“What is good work?”

I write. I share. And wait with bated breath for validation: likes, comments, shares, re-tweets, recommendations, responses and umpteen other engagement indicators.

Why do we crave external validation? Why do we judge our work basis few performance metrics: 50 views, 10 shares, 40 likes? The metrics when positive has an anti-gravitational effect on us.

Does that mean our work is good?

I once had a conversation with my boss about not having enough opportunities to do good work. He asked me to name the favourite works my team and I had produced while at his firm. I listed a few.

He then asked, “What is good work?”

Stumped by the question, I replied, “Work that sparks conversations; work that will take someone places.”

He absorbed my response and asked me to find out what good work means to people I know in the creative industry.

For few, it’s award-worthy stuff. For others, it’s recognition and visibility. For few others, it’s the impact their work creates. For very few it’s satisfaction.


If you believe award-winning work is good work, here is an example that’d change your opinion. At Cannes Creativity Festival 2016, an ad agency won the bronze lion for a mobile application they had developed to help and track refugees. Great idea! But the app never saw the light of the day.

Would you call this good work?

I don’t blame the agency or any of us for chasing awards. We run on a hamster wheel: aim for recognition–produce award-worthy stuff–step into bigger roles–make more money–grab better business opportunities.

There are people that don’t run on this to stay fit; to move forward; to do good work.


Every role in the creative field is competitive. Each of us running on the hamster wheel works our ass off to produce work for recognition and visibility — at least in the beginning.

I’m sure you’d have watched the PPAP song — weird, entertaining, and retarded. It has got over 90 million views. There are parodies from across the world. Kazuhito Kosaka, PPAP’s creator has received humongous visibility. An impulsive creation, Kosaka probably didn’t expect widespread reception and response. Kolaveri di, another sensational video belongs to the same league.

Would you call this good work?

How a creator uses this momentum is for the world to expect and experience. Creators experience immense pressure and responsibility to exceed those expectations — to do good work.


In 2015, Save Aarey campaign appealed to the State Government of Maharashtra to cancel the Development Plan 2034 that threatened to clear the green cover of Aarey colony for expansion and commercial activities. The campaign backed by creative leadership resulted in the state government parking the thought for now.

Would you call this good work?

Work without an objective would suffer from existential crisis.
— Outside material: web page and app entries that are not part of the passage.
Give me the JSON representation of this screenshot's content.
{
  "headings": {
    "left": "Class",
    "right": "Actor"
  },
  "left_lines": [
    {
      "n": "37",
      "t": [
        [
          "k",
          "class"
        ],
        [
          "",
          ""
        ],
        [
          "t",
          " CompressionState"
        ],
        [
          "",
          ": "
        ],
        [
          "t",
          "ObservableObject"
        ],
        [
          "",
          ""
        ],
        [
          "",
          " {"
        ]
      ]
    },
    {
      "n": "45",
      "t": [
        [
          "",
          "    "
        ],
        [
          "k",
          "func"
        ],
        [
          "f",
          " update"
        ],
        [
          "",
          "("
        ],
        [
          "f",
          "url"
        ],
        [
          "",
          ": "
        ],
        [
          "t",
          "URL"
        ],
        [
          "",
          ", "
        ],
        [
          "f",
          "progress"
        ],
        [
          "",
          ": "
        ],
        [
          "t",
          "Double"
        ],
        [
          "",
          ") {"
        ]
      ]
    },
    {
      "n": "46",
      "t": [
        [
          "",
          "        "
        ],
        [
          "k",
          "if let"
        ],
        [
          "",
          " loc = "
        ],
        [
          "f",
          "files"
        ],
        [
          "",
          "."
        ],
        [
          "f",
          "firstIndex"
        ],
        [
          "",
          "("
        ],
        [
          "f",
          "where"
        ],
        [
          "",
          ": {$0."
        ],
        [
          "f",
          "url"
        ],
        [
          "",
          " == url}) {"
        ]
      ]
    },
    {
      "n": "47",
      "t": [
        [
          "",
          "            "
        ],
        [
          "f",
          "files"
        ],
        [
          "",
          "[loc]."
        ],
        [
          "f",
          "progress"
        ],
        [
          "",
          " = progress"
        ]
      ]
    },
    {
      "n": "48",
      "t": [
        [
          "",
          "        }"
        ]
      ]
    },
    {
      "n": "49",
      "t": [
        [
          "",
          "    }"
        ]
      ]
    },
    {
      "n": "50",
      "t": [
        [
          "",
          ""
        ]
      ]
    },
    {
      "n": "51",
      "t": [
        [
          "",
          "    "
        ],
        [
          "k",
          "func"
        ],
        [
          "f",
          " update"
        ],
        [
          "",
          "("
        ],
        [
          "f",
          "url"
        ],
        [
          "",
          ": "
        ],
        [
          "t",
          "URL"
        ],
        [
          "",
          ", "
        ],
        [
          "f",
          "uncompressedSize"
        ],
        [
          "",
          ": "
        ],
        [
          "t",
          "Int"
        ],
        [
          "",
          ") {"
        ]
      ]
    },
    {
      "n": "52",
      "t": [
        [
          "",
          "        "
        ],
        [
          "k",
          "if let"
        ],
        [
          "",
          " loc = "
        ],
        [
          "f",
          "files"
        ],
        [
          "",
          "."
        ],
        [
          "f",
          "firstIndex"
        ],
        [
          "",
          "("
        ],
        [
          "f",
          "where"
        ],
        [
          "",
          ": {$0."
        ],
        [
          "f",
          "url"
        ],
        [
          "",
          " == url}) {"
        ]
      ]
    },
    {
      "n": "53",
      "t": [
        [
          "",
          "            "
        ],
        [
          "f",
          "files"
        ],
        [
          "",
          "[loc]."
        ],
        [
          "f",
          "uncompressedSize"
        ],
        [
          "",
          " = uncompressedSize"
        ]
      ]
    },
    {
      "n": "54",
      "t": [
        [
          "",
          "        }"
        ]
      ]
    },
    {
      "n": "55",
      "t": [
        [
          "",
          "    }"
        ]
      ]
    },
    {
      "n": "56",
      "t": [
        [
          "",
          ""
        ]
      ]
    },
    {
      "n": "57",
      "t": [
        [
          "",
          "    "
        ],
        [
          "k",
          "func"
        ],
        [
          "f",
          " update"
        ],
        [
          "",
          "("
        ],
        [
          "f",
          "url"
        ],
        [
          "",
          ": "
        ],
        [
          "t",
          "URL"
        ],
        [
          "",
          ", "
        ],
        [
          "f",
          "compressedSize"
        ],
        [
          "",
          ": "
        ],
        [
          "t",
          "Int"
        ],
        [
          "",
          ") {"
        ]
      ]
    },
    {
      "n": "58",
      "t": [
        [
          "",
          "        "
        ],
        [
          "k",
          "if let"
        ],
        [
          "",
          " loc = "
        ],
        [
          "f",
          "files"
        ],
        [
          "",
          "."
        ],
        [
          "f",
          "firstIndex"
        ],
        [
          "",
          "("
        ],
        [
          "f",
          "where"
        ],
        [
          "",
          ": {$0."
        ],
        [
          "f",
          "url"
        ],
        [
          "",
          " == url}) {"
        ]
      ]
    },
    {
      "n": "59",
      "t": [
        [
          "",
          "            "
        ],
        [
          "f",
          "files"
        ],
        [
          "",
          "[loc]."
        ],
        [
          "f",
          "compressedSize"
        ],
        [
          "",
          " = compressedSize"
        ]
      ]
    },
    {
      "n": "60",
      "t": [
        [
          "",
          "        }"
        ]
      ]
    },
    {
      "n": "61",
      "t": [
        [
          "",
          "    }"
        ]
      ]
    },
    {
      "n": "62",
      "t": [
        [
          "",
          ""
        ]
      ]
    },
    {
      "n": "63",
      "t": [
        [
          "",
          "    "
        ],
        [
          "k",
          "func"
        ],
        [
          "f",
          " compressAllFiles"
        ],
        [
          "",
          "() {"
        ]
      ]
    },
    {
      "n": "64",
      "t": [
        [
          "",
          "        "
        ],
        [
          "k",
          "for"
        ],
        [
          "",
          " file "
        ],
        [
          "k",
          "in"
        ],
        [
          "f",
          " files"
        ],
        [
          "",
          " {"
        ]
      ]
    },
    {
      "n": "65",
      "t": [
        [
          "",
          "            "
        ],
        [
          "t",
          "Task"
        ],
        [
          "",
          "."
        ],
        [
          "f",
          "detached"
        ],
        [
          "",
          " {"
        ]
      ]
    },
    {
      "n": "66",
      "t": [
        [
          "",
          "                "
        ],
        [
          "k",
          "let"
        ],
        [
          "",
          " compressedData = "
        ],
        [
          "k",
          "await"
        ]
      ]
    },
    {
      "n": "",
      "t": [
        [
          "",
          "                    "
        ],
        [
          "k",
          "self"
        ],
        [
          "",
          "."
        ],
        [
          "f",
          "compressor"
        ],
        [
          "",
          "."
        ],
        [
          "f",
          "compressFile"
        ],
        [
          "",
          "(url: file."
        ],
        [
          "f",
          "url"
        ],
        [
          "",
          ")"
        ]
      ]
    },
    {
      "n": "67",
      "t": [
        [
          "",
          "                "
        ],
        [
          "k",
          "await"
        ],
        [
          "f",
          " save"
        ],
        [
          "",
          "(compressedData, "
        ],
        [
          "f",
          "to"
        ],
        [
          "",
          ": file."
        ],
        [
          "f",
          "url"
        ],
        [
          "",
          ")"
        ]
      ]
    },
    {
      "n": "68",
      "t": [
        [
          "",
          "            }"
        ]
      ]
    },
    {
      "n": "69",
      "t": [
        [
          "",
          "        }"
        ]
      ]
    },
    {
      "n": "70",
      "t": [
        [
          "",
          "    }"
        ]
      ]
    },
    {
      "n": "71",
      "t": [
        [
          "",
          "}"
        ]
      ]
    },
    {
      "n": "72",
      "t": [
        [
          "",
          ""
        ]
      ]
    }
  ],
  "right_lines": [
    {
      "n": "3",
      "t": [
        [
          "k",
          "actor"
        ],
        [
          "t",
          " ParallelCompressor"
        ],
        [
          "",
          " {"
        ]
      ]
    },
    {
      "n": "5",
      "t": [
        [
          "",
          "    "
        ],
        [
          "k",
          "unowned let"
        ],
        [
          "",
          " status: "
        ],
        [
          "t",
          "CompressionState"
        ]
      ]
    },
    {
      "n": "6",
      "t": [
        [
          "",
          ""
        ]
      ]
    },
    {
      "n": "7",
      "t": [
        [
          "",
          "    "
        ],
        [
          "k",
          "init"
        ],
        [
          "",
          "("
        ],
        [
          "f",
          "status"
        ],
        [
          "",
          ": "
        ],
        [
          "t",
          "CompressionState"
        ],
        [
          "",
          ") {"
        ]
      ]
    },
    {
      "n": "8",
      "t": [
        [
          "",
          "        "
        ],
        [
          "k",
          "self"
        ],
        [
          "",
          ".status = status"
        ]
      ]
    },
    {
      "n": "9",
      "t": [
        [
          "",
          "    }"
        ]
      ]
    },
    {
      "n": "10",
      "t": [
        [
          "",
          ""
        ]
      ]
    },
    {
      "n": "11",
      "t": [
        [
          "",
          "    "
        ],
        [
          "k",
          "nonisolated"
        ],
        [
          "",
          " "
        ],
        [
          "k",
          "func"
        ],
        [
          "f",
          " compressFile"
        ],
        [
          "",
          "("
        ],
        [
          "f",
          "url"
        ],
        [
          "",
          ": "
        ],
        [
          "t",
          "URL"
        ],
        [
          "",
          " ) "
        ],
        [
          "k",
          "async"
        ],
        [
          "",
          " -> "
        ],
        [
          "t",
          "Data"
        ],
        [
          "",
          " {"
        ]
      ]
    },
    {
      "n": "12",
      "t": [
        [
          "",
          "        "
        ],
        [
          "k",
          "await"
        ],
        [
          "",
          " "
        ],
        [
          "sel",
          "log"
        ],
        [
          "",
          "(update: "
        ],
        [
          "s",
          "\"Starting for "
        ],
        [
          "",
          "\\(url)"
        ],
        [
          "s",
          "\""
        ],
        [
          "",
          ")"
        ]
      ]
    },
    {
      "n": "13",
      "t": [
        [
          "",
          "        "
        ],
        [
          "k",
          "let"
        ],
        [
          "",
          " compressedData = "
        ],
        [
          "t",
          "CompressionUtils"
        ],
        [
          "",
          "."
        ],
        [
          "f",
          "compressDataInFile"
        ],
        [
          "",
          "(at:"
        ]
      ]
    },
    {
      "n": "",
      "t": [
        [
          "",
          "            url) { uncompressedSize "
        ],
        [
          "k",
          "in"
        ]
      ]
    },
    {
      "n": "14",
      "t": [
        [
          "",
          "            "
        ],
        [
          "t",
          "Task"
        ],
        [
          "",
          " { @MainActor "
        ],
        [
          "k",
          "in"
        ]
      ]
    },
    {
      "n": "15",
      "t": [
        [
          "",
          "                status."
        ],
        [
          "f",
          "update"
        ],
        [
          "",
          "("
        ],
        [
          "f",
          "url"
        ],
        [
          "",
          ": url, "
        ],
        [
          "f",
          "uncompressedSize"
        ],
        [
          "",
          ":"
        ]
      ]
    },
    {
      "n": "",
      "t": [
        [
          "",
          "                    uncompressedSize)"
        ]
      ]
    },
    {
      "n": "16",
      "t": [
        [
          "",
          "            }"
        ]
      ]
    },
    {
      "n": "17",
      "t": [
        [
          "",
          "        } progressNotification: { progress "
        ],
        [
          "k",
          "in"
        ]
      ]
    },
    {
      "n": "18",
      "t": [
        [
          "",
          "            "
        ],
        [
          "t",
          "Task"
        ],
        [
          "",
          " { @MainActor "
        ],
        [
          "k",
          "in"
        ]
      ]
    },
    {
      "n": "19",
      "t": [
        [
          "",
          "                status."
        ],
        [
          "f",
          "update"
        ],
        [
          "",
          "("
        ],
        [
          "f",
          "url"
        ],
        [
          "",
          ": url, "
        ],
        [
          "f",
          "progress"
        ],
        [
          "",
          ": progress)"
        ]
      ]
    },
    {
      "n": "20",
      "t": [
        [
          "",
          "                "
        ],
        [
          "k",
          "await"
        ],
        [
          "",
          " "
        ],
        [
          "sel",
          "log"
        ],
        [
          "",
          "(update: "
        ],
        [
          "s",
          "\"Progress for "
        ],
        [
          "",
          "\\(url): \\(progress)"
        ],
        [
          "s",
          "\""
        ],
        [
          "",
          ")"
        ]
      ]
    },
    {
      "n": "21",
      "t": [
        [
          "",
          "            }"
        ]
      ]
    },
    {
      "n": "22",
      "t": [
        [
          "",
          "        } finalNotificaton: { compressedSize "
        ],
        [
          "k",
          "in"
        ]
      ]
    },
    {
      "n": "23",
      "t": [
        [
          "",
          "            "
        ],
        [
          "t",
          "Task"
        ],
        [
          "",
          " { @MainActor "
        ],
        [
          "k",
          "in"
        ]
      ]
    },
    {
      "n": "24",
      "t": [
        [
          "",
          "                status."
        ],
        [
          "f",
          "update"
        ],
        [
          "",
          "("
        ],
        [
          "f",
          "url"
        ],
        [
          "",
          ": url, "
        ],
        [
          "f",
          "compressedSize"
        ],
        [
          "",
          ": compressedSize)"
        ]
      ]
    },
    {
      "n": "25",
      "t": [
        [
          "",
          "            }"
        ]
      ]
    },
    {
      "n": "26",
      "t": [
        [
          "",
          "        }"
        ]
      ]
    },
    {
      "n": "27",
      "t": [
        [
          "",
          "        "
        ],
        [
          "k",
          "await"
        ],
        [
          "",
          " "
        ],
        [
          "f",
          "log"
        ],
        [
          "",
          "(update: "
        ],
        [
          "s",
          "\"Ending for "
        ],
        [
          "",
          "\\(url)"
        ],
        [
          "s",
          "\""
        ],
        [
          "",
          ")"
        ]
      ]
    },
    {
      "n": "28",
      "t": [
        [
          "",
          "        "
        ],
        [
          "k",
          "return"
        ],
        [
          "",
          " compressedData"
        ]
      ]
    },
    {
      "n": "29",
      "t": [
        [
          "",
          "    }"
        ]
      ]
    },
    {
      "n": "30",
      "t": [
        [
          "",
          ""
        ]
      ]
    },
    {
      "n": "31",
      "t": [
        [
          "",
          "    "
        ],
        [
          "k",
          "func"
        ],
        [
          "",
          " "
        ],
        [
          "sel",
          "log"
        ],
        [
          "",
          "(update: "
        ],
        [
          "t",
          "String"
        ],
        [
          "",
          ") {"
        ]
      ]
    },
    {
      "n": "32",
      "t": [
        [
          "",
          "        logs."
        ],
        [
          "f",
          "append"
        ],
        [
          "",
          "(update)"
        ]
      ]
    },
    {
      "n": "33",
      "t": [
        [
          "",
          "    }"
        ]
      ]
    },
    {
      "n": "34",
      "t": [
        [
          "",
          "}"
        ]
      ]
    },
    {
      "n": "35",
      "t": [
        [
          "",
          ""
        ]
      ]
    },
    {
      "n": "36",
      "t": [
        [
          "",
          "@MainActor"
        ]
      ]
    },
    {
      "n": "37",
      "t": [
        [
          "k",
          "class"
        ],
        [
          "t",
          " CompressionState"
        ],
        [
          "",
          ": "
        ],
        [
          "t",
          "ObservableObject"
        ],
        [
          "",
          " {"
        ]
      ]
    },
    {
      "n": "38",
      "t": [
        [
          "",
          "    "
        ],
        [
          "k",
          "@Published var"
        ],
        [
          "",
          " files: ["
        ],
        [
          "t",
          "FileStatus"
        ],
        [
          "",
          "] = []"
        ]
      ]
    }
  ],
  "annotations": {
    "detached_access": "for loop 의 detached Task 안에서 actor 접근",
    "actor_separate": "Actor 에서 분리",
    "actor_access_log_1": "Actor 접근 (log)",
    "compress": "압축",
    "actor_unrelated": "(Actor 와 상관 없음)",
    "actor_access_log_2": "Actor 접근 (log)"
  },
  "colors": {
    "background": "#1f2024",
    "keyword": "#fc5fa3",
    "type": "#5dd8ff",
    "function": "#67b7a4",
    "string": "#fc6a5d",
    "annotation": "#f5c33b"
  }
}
The objective could be anything — it could be numbers or to solve a problem or to effect a change in perception, behaviour, habit, experience or to express your angst, anger, love, disgust, pride or to spread awareness, hatred, love, happiness, peace, and opinions.

How to create a compelling objective is a topic for another post.

Along with the Save Aarey campaign, there are several other works that have created a positive impact.


You have an objective. You got an idea. You have produced something. The work that you’ve produced — does it give you a sense of calm? I don’t mean perfection. If James Cameron watched ‘Titanic’ today, he might want to change a thousand things.

Once you have completed your work, see if you experience calm. If you do, you will know. If you do, you are content with the way your work has turned out in the given timeline. If you do, there isn’t a better tool to assess your work. If you do, external validation wouldn’t bother you.

So, what is good work?

It is work that gives you a sense of calm, work that achieves the set objective, and the work that gains recognition and visibility for creating a positive impact. Any work that does all the above is award-worthy. But not every award-worthy work enters the competition, and not every award-winning work is good work.

Now, how many times have you experienced calm?

P.S. I did not experience calm after producing this article.